**INSTRUCTIONS TO FOLLOW**
Copy the lines word for word. Begin at the line that contains "Parse this screenshot: output" and end with the final line of the data.

Component data from apps and pages
= = = = = = =

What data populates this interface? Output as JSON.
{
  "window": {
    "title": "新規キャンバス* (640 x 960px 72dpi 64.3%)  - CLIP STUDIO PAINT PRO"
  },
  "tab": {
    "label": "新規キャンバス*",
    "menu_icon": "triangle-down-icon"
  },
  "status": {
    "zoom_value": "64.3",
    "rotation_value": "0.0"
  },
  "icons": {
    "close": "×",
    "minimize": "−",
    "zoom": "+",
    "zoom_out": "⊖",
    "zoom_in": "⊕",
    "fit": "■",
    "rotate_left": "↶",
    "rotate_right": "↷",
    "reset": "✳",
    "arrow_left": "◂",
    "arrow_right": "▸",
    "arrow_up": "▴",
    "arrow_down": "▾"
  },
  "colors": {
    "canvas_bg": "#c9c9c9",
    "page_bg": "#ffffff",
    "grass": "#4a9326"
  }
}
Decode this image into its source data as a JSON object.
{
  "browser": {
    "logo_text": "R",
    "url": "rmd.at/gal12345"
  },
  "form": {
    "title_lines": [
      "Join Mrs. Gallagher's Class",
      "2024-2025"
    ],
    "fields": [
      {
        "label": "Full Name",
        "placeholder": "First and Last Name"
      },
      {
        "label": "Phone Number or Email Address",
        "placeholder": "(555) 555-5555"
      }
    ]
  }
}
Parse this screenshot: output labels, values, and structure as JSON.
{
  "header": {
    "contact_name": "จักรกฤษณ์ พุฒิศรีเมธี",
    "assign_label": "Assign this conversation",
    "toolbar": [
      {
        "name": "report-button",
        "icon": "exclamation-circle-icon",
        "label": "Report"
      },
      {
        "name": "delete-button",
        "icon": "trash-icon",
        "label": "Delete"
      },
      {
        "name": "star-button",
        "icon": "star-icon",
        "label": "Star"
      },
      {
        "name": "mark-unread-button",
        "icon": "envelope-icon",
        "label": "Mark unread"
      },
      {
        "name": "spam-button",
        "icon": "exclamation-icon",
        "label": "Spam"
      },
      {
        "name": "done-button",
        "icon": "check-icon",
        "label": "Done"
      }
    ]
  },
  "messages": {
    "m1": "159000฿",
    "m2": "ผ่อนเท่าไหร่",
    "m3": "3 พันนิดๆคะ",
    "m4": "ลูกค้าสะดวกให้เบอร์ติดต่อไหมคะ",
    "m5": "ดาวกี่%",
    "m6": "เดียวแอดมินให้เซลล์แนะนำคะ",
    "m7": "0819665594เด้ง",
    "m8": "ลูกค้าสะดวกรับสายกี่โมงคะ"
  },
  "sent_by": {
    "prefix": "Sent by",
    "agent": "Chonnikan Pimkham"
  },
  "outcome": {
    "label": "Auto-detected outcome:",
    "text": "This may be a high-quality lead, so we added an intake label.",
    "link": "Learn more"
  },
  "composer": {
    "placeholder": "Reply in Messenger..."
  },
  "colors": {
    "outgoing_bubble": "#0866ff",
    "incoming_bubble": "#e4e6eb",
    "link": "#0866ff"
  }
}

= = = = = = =

**RESPONSE BOX**
Parse this screenshot: output labels, values, and structure as JSON.
{
  "header": {
    "contact_name": "จักรกฤษณ์ พุฒิศรีเมธี",
    "assign_label": "Assign this conversation",
    "toolbar": [
      {
        "name": "report-button",
        "icon": "exclamation-circle-icon",
        "label": "Report"
      },
      {
        "name": "delete-button",
        "icon": "trash-icon",
        "label": "Delete"
      },
      {
        "name": "star-button",
        "icon": "star-icon",
        "label": "Star"
      },
      {
        "name": "mark-unread-button",
        "icon": "envelope-icon",
        "label": "Mark unread"
      },
      {
        "name": "spam-button",
        "icon": "exclamation-icon",
        "label": "Spam"
      },
      {
        "name": "done-button",
        "icon": "check-icon",
        "label": "Done"
      }
    ]
  },
  "messages": {
    "m1": "159000฿",
    "m2": "ผ่อนเท่าไหร่",
    "m3": "3 พันนิดๆคะ",
    "m4": "ลูกค้าสะดวกให้เบอร์ติดต่อไหมคะ",
    "m5": "ดาวกี่%",
    "m6": "เดียวแอดมินให้เซลล์แนะนำคะ",
    "m7": "0819665594เด้ง",
    "m8": "ลูกค้าสะดวกรับสายกี่โมงคะ"
  },
  "sent_by": {
    "prefix": "Sent by",
    "agent": "Chonnikan Pimkham"
  },
  "outcome": {
    "label": "Auto-detected outcome:",
    "text": "This may be a high-quality lead, so we added an intake label.",
    "link": "Learn more"
  },
  "composer": {
    "placeholder": "Reply in Messenger..."
  },
  "colors": {
    "outgoing_bubble": "#0866ff",
    "incoming_bubble": "#e4e6eb",
    "link": "#0866ff"
  }
}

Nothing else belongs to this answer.